===== Material supplied =====

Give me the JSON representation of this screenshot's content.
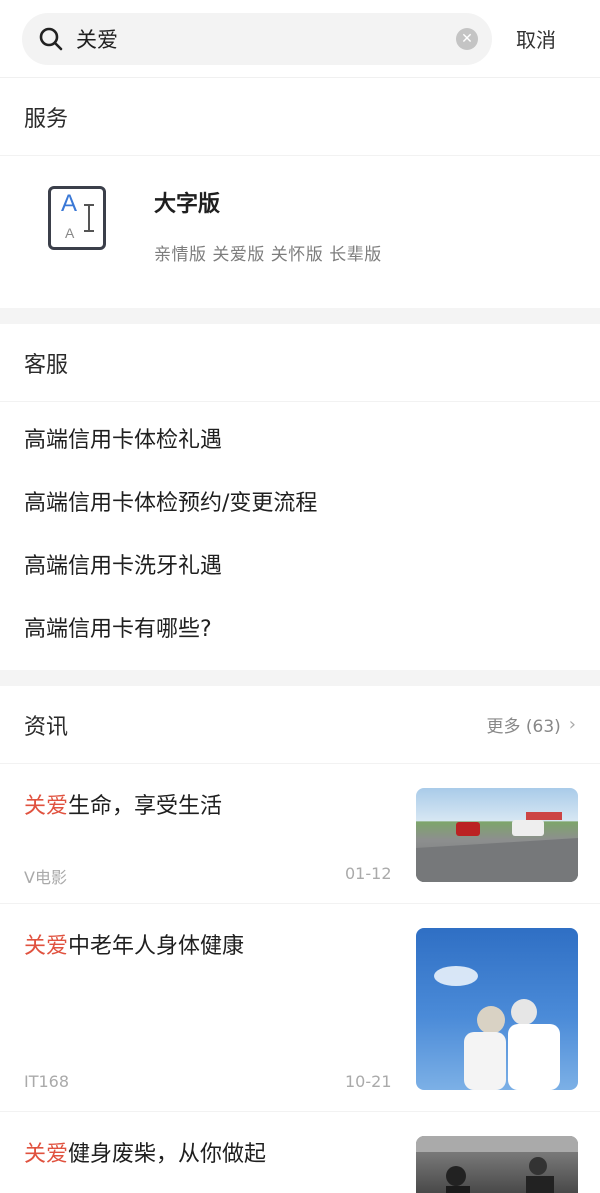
{
  "search": {
    "query": "关爱",
    "cancel_label": "取消"
  },
  "services": {
    "section_title": "服务",
    "card": {
      "title": "大字版",
      "subtitle": "亲情版 关爱版 关怀版 长辈版",
      "icon": "large-font-icon"
    }
  },
  "customer_service": {
    "section_title": "客服",
    "items": [
      "高端信用卡体检礼遇",
      "高端信用卡体检预约/变更流程",
      "高端信用卡洗牙礼遇",
      "高端信用卡有哪些?"
    ]
  },
  "news": {
    "section_title": "资讯",
    "more_label": "更多 (63)",
    "items": [
      {
        "highlight": "关爱",
        "rest": "生命，享受生活",
        "source": "V电影",
        "date": "01-12"
      },
      {
        "highlight": "关爱",
        "rest": "中老年人身体健康",
        "source": "IT168",
        "date": "10-21"
      },
      {
        "highlight": "关爱",
        "rest": "健身废柴，从你做起",
        "source": "",
        "date": ""
      }
    ]
  },
  "colors": {
    "highlight": "#e0523f",
    "icon_blue": "#3a78d6"
  }
}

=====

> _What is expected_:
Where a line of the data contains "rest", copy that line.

> _Solution below_:
        "rest": "生命，享受生活",
        "rest": "中老年人身体健康",
        "rest": "健身废柴，从你做起",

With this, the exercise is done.